JENS STOLTENBERG: What we have seen is, at least, a reduction in violence and that’s something we welcome on the ground in northern Syria. At the same time, the situation is fragile, difficult. And we are also concerned about the risks of jeopardising some of the progress, or the progress we have made in the fight against ISIS or Daesh.
And I think what has happened over the last weeks in northern Syria just highlights the importance of supporting all efforts to find a political solution. We strongly support the UN-led efforts to find a political solution and I also welcome proposals, ideas from Allies to try to help and support such a political process. So that was my message when I met Minister Annegret Kramp-Karrenbauer, here at the NATO headquarters during the NATO Defence Ministerial. And that’s also my message when I go to Berlin later on today.

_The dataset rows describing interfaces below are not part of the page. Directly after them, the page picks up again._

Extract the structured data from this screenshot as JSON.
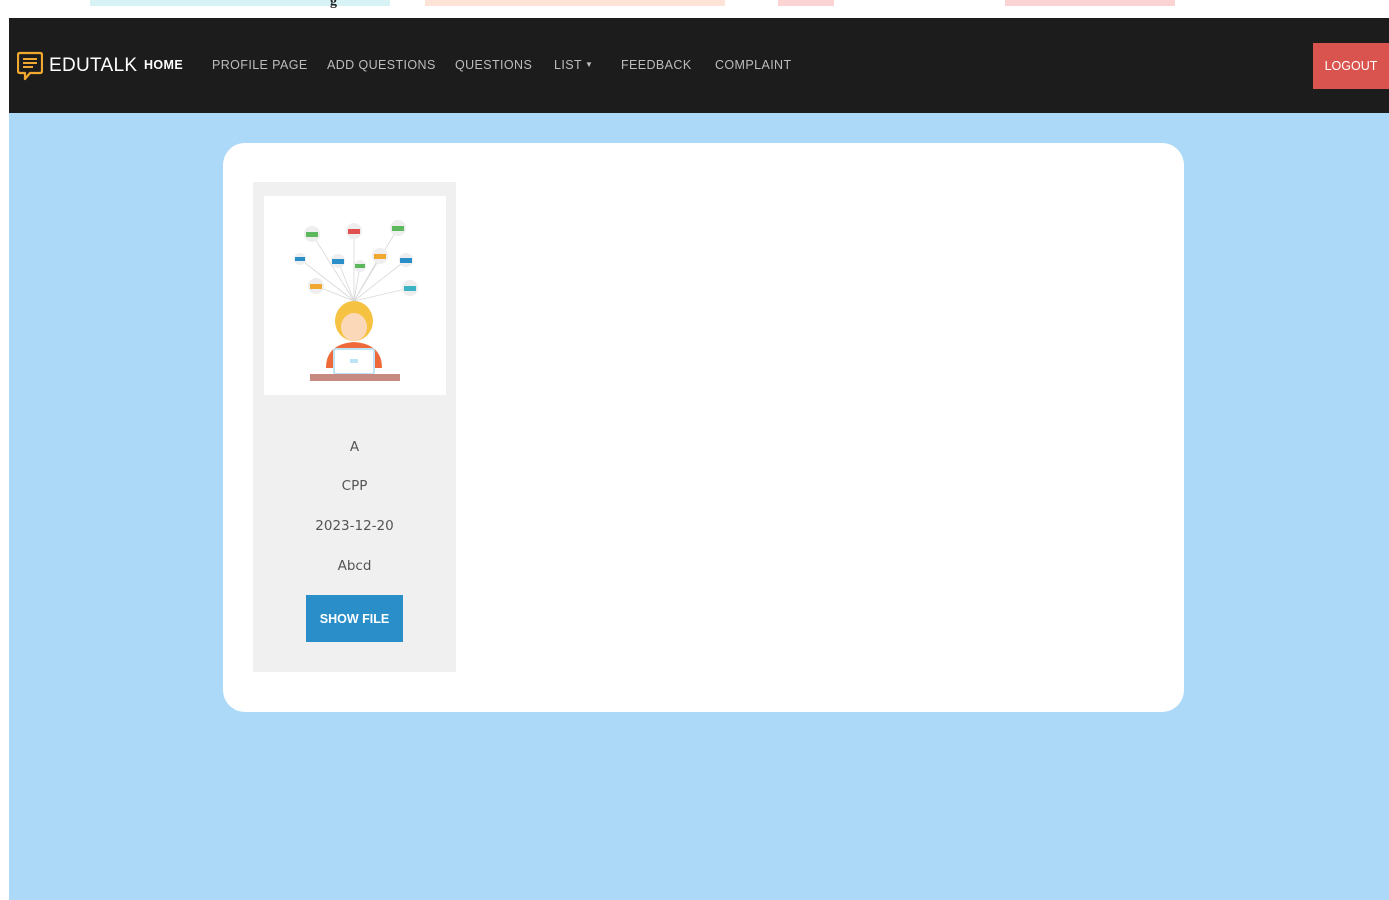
{
  "brand": {
    "name": "EDUTALK",
    "icon": "chat-document-icon"
  },
  "nav": {
    "home": "HOME",
    "profile": "PROFILE PAGE",
    "add_questions": "ADD QUESTIONS",
    "questions": "QUESTIONS",
    "list": "LIST",
    "feedback": "FEEDBACK",
    "complaint": "COMPLAINT"
  },
  "logout_label": "LOGOUT",
  "card": {
    "image_icon": "student-laptop-files-illustration",
    "name": "A",
    "subject": "CPP",
    "date": "2023-12-20",
    "description": "Abcd",
    "button_label": "SHOW FILE"
  },
  "colors": {
    "navbar": "#1c1c1c",
    "background": "#acd9f7",
    "logout": "#d9534f",
    "button": "#2a8fc9",
    "brand_icon": "#f0a830"
  },
  "header_fragment": "g"
}
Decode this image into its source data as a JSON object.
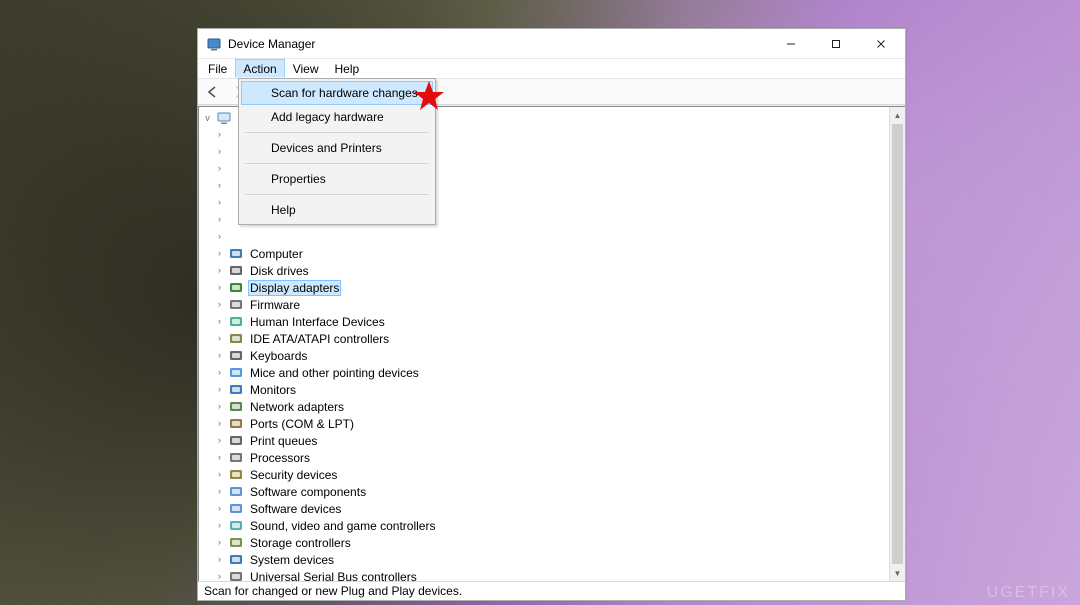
{
  "watermark": "UGETFIX",
  "window": {
    "title": "Device Manager"
  },
  "menubar": {
    "file": "File",
    "action": "Action",
    "view": "View",
    "help": "Help"
  },
  "dropdown": {
    "scan": "Scan for hardware changes",
    "add_legacy": "Add legacy hardware",
    "devices_printers": "Devices and Printers",
    "properties": "Properties",
    "help": "Help"
  },
  "tree": {
    "items": [
      {
        "label": "Computer",
        "color": "#2a6fb0"
      },
      {
        "label": "Disk drives",
        "color": "#555"
      },
      {
        "label": "Display adapters",
        "color": "#2a7a2a",
        "selected": true
      },
      {
        "label": "Firmware",
        "color": "#666"
      },
      {
        "label": "Human Interface Devices",
        "color": "#3a8"
      },
      {
        "label": "IDE ATA/ATAPI controllers",
        "color": "#7a7a3a"
      },
      {
        "label": "Keyboards",
        "color": "#555"
      },
      {
        "label": "Mice and other pointing devices",
        "color": "#3a90e0"
      },
      {
        "label": "Monitors",
        "color": "#2a6fb0"
      },
      {
        "label": "Network adapters",
        "color": "#4a7a3a"
      },
      {
        "label": "Ports (COM & LPT)",
        "color": "#8a6a3a"
      },
      {
        "label": "Print queues",
        "color": "#555"
      },
      {
        "label": "Processors",
        "color": "#666"
      },
      {
        "label": "Security devices",
        "color": "#8a7a2a"
      },
      {
        "label": "Software components",
        "color": "#4a8ad0"
      },
      {
        "label": "Software devices",
        "color": "#4a8ad0"
      },
      {
        "label": "Sound, video and game controllers",
        "color": "#4aa"
      },
      {
        "label": "Storage controllers",
        "color": "#6a8a3a"
      },
      {
        "label": "System devices",
        "color": "#2a6fb0"
      },
      {
        "label": "Universal Serial Bus controllers",
        "color": "#666"
      }
    ]
  },
  "statusbar": {
    "text": "Scan for changed or new Plug and Play devices."
  }
}
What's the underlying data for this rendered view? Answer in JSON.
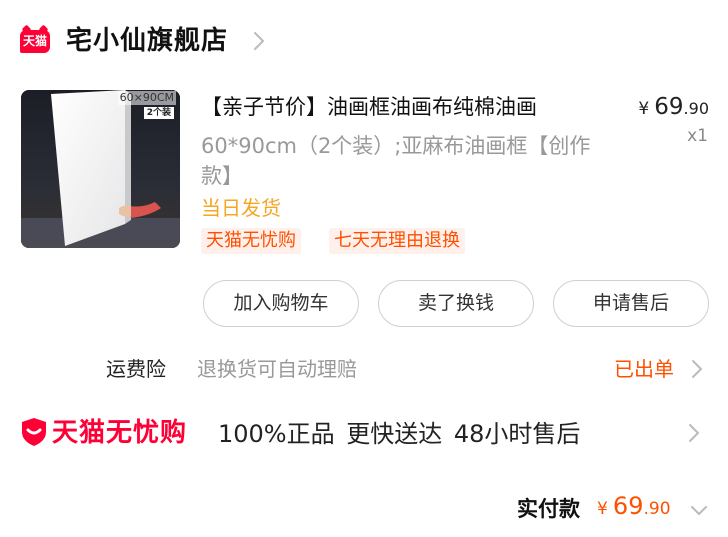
{
  "store": {
    "badge": "天猫",
    "name": "宅小仙旗舰店"
  },
  "product": {
    "thumb_size_label": "60×90CM",
    "thumb_count_label": "2个装",
    "title": "【亲子节价】油画框油画布纯棉油画",
    "price": {
      "currency": "¥",
      "integer": "69",
      "decimal": ".90"
    },
    "quantity": "x1",
    "spec": "60*90cm（2个装）;亚麻布油画框【创作款】",
    "shipping": "当日发货",
    "tags": [
      "天猫无忧购",
      "七天无理由退换"
    ]
  },
  "actions": {
    "add_to_cart": "加入购物车",
    "resell": "卖了换钱",
    "after_sales": "申请售后"
  },
  "insurance": {
    "label": "运费险",
    "description": "退换货可自动理赔",
    "status": "已出单"
  },
  "worry_free": {
    "brand": "天猫无忧购",
    "text": "100%正品 更快送达 48小时售后"
  },
  "total": {
    "label": "实付款",
    "price": {
      "currency": "¥",
      "integer": "69",
      "decimal": ".90"
    }
  },
  "colors": {
    "tmall_red": "#ff0036",
    "accent_orange": "#ff5000",
    "ship_yellow": "#f5a623"
  }
}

OANA LUNGESCU: NTV, last question?
QUESTION [NTV]: Well, I was going to ask about Kramp-Karrenbauer as well and Chancellor Merkel, you’ll be meeting her. What main topics will you be discussing with her on Friday?
JENS STOLTENBERG: First of all, I think it’s always a good thing to comment on meetings after they have taken place and not before. But of course, we will discuss a wide range of security issues which are relevant for NATO, for Germany. And that includes, of course, for instance, the situation in Ukraine, how to make sure that we are adapting NATO to a more unpredictable world, burden-sharing within the Alliance, and many other issues. But again, I think it’s wise to comment on the content of meetings after we have had them.
OANA LUNGESCU: Thank you very much.
JENS STOLTENBERG: Thank you, thank you.